One year ago, Tim Thomas was backstopping the Boston Bruins to their first Stanley Cup in 39 years. The 38-year old won the Conn Smythe trophy as the NHL’s playoff MVP, and he was sitting on top of the hockey world.
One year ago, no one knew Tim Thomas’ political views, or how he viewed the leadership within the confines of the White House. Yet somehow in less than a year, Thomas has gone from being the best goaltender in the world to a political activist ready to step away from the sport.
Today, Boston Bruins general manager Peter Chiarelli confirmed reports that Tim Thomas is seriously considering not playing the 2012-2013 season. Thomas has one year left on his deal which is worth five million dollars.
THOMAS WON’T TALK ABOUT IT:
Chiarelli said Thomas didn’t tell him why he was contemplating not playing this upcoming NHL season, he also said Thomas wouldn’t be talking to the media about his decision. Chiarelli also added that if Thomas decides to explain himself, he’ll do so on Facebook. Sounds about right.
According to Chiarelli, Thomas approached him in mid-May to say he was thinking of taking a year off. Thomas also said he wanted to come back for the 2013-2014 season because he wanted to play in the Olympics. Thomas indicated his potential decision to walk away may be family related, but he provided no details. Chiarelli said that the Bruins are operating on the premise that Tim Thomas will not be a member of the team next season.
WHY WOULD HE LEAVE?
Given the circus that has revolved around both Thomas and his Facebook account over the past six months, it is no surprise that rumours regarding Thomas’ potential hiatus are running rampant.
Some people are speculating that the Bruins were planning on trading Tim Thomas so that 25-year old Tuukka Rask could take over. Thomas has one year left on his contract, so if he sits out next season he will become an unrestricted free agent in 2013 at the age of 39.
Given the fact that Thomas has always gone to the beat of his own drum, this scenario is definitely plausible. Thomas is in the midst of a 4-year $20 million dollar contract, so money shouldn’t be an issue.
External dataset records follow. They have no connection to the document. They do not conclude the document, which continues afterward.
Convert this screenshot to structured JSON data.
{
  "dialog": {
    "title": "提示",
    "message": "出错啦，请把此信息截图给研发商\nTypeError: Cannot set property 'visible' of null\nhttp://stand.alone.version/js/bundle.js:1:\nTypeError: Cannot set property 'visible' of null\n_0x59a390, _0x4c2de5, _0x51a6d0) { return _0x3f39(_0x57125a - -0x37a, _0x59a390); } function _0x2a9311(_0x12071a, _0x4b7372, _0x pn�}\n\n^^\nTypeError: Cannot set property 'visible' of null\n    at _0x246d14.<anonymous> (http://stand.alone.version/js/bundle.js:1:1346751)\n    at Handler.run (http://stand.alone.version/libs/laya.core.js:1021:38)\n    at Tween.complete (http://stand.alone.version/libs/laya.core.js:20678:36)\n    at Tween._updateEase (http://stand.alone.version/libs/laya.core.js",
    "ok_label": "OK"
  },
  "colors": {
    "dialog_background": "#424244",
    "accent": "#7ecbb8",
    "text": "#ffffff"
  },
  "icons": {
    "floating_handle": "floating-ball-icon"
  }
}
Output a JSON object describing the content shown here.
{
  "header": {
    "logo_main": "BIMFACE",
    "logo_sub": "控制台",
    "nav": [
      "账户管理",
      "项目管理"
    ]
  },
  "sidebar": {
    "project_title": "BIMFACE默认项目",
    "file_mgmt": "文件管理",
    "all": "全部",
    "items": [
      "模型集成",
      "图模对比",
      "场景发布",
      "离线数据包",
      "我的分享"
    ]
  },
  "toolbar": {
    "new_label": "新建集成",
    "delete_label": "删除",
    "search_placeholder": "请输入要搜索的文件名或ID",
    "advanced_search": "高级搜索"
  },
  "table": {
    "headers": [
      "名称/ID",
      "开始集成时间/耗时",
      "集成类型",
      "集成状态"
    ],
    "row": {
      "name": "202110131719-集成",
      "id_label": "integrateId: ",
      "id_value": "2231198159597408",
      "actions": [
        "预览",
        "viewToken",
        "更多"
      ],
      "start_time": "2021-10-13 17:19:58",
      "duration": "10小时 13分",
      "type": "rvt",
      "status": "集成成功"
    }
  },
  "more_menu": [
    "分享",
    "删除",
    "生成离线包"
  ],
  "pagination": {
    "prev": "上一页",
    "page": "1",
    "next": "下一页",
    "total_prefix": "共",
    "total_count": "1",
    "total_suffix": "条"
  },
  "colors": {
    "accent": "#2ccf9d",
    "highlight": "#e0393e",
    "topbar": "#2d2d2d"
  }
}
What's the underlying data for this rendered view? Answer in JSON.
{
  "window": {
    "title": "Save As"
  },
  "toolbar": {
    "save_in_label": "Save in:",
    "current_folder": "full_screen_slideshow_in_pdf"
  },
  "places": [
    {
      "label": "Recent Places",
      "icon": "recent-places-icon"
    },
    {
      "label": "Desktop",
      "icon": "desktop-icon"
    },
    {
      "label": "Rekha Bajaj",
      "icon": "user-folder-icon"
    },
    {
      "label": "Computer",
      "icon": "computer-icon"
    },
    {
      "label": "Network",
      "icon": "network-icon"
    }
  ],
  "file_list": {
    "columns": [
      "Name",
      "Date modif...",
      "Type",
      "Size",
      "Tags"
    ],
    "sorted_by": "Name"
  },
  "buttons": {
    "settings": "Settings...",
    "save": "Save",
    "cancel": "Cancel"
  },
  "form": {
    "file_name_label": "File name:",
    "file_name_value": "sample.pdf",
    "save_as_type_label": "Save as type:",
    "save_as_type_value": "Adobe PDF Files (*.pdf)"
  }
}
There are also whispers that Thomas was upset he didn’t receive more support from the Bruins after he decided to miss the team’s trip to meet President Barack Obama at the White House. Anonymous sources indicated that some Bruins players were upset that the celebratory event was overshadowed by Thomas’ actions.
The Bruins were firing on all cylinders leading into the meeting with President Obama, but after the event, the Bruins began to falter.
WHITE HOUSE NO-SHOW WAS THE BRUIN’S TURNING POINT:
The Bruins won 10 straight games to start November and finished the month with a record of 12-1. Boston also went 9-3 in December to finish the last two months of 2011 with a record of 21-4.
After Thomas no-showed the White House on January 23rd, the Bruins finished January and February with a combined record of 6-9. The Bruins then played 17 games in March and completed the month with a record of 9-8.
That means in the two months prior to Tim Thomas no-showing the White House, the Bruins had a two month long winning percentage of 84 per cent.
In the two months that followed Thomas’ political statement, the Bruins had a two month long winning percentage of 47 per cent.
WHAT HAPPENED TO TIM THOMAS?
It is not unusual for athletes to take a political stance or to have strong opinions on a variety of social issues. Muhammad Ali refused to fight in Vietnam and he was put in jail for his actions. Ricky Williams walked away from the NFL in his prime for a variety of issues. And perhaps most famously, Tommie Smith and John Carlos raised their fists in a salute to Black Power while standing on a podium at the 1968 Mexico Olympics.
Thomas didn’t do anything criminal by refusing to attend the White House and by expressing his political views, but the real question is where did it come from?
For close to a decade, Thomas was toiling overseas and in minor professional leagues trying to make a living out of hockey. Finally at the age of 35, he earned his first major contract. To say the career of Tim Thomas was conspicuous up to this point would be an understatement. He was quietly going about his business and was slowly achieving the success he had probably always dreamed of.
Suddenly after winning the Stanley Cup everything changed.
Within the year, Thomas has become equally famous for his political views as he is for his goaltending skills. And for some reason, he continues to think the two are mutually exclusive.
This drama could have been avoided if Thomas elected to address these issues on a forum outside of Facebook, but he refuses to talk about it. So until Thomas decides to talk about it, no one really knows what he’s thinking.
Perhaps his motivation to miss a year of hockey has nothing to do with the drama of the past season. I guess we’ll all have to check our Facebook timeline to find out.